Saturday, January 26, 2013
France (other countries) try to challenge anonymity of US speakers (Twitter case)
Twitter’s commitment to protect the identity of users is being test by a French court, that has demanded to know who posted anti-Semitic tweets. Twitter maintains it will only disclose information about users on orders from an American court, and it says it can stand by this policy because it does not have employees or store data on any servers in France. The speakers could well not be in France (be in the US). Google and Facebook do apparently have servers in France and various other countries.
The New York Times story by Eric Pfanner and Somini Sengupta is (website url) here.
Twitter has removed some objectionable content from availability in France. The capability of “blogging” and social networking platforms to remove content objectionable in specific countries (such as the recent spate over “Innocence of Muslims”) does tend to raise another question: are service providing companies more capable of screening content for other objections (copyright, libel) than they say they are (the DMCA and Section 230 issues)? For example, YouTube has considerable automated filtering for some kinds of piracy.
Companies in the US say they get many requests from the US government to reveal identities.

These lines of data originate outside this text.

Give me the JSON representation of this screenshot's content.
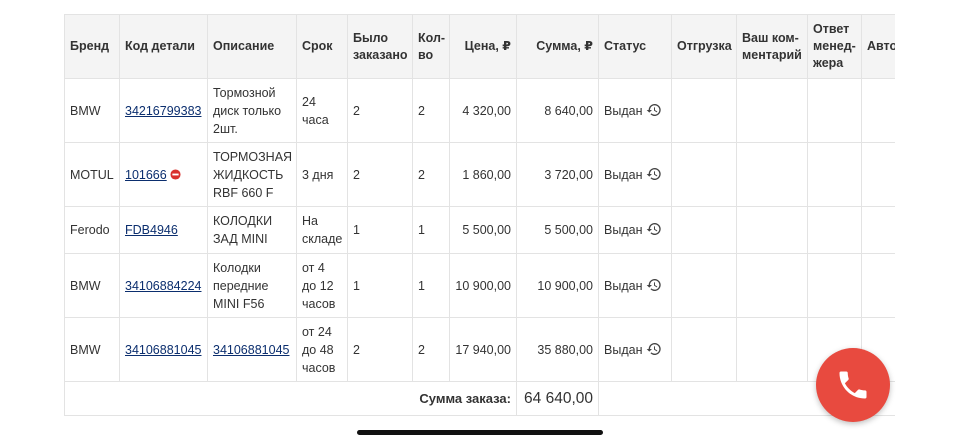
{
  "headers": {
    "brand": "Бренд",
    "part_code": "Код детали",
    "description": "Описание",
    "term": "Срок",
    "ordered_l1": "Было",
    "ordered_l2": "заказано",
    "qty_l1": "Кол-",
    "qty_l2": "во",
    "price": "Цена, ₽",
    "sum": "Сумма, ₽",
    "status": "Статус",
    "shipment": "Отгрузка",
    "comment_l1": "Ваш ком-",
    "comment_l2": "ментарий",
    "manager_l1": "Ответ",
    "manager_l2": "менед-",
    "manager_l3": "жера",
    "auto": "Авто"
  },
  "rows": [
    {
      "brand": "BMW",
      "code": "34216799383",
      "code_blocked": false,
      "desc": [
        "Тормозной",
        "диск только",
        "2шт."
      ],
      "term": [
        "24",
        "часа"
      ],
      "ordered": "2",
      "qty": "2",
      "price": "4 320,00",
      "sum": "8 640,00",
      "status": "Выдан"
    },
    {
      "brand": "MOTUL",
      "code": "101666",
      "code_blocked": true,
      "desc": [
        "ТОРМОЗНАЯ",
        "ЖИДКОСТЬ",
        "RBF 660 F"
      ],
      "term": [
        "3 дня"
      ],
      "ordered": "2",
      "qty": "2",
      "price": "1 860,00",
      "sum": "3 720,00",
      "status": "Выдан"
    },
    {
      "brand": "Ferodo",
      "code": "FDB4946",
      "code_blocked": false,
      "desc": [
        "КОЛОДКИ",
        "ЗАД MINI"
      ],
      "term": [
        "На",
        "складе"
      ],
      "ordered": "1",
      "qty": "1",
      "price": "5 500,00",
      "sum": "5 500,00",
      "status": "Выдан"
    },
    {
      "brand": "BMW",
      "code": "34106884224",
      "code_blocked": false,
      "desc": [
        "Колодки",
        "передние",
        "MINI F56"
      ],
      "term": [
        "от 4",
        "до 12",
        "часов"
      ],
      "ordered": "1",
      "qty": "1",
      "price": "10 900,00",
      "sum": "10 900,00",
      "status": "Выдан"
    },
    {
      "brand": "BMW",
      "code": "34106881045",
      "code_blocked": false,
      "desc": [
        "34106881045"
      ],
      "desc_is_link": true,
      "term": [
        "от 24",
        "до 48",
        "часов"
      ],
      "ordered": "2",
      "qty": "2",
      "price": "17 940,00",
      "sum": "35 880,00",
      "status": "Выдан"
    }
  ],
  "total": {
    "label": "Сумма заказа:",
    "value": "64 640,00"
  },
  "colors": {
    "accent_link": "#0b2e6e",
    "call_button": "#e84a3f",
    "header_bg": "#f4f4f4",
    "grid": "#e3e3e3"
  },
  "icons": {
    "status": "history-icon",
    "blocked": "no-entry-icon",
    "call": "phone-icon"
  }
}
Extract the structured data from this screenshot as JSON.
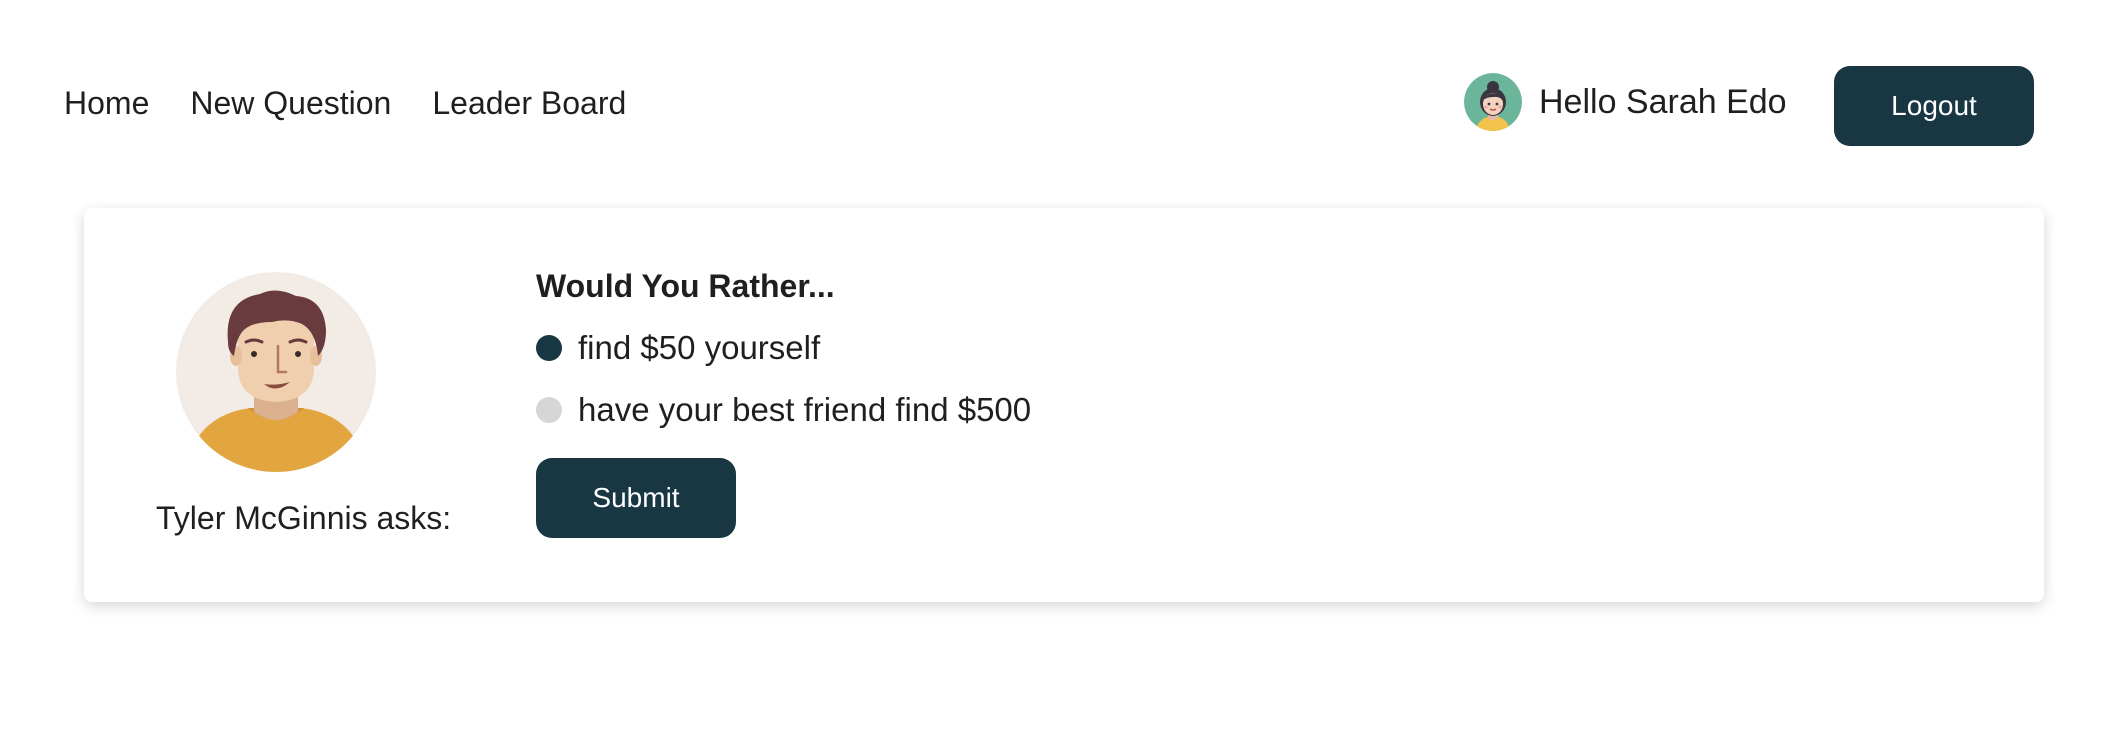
{
  "nav": {
    "links": [
      {
        "label": "Home"
      },
      {
        "label": "New Question"
      },
      {
        "label": "Leader Board"
      }
    ],
    "user": {
      "greeting": "Hello Sarah Edo",
      "avatar_icon": "female-avatar-icon"
    },
    "logout_label": "Logout"
  },
  "question": {
    "asker": "Tyler McGinnis asks:",
    "asker_avatar_icon": "male-avatar-icon",
    "title": "Would You Rather...",
    "options": [
      {
        "text": "find $50 yourself",
        "selected": true
      },
      {
        "text": "have your best friend find $500",
        "selected": false
      }
    ],
    "submit_label": "Submit"
  },
  "colors": {
    "primary": "#183742",
    "radio_unchecked": "#d6d6d6",
    "text": "#1f1f1f"
  }
}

Facebook’s policy of requiring “real names” (usually) would seem to guarantee that identities are known.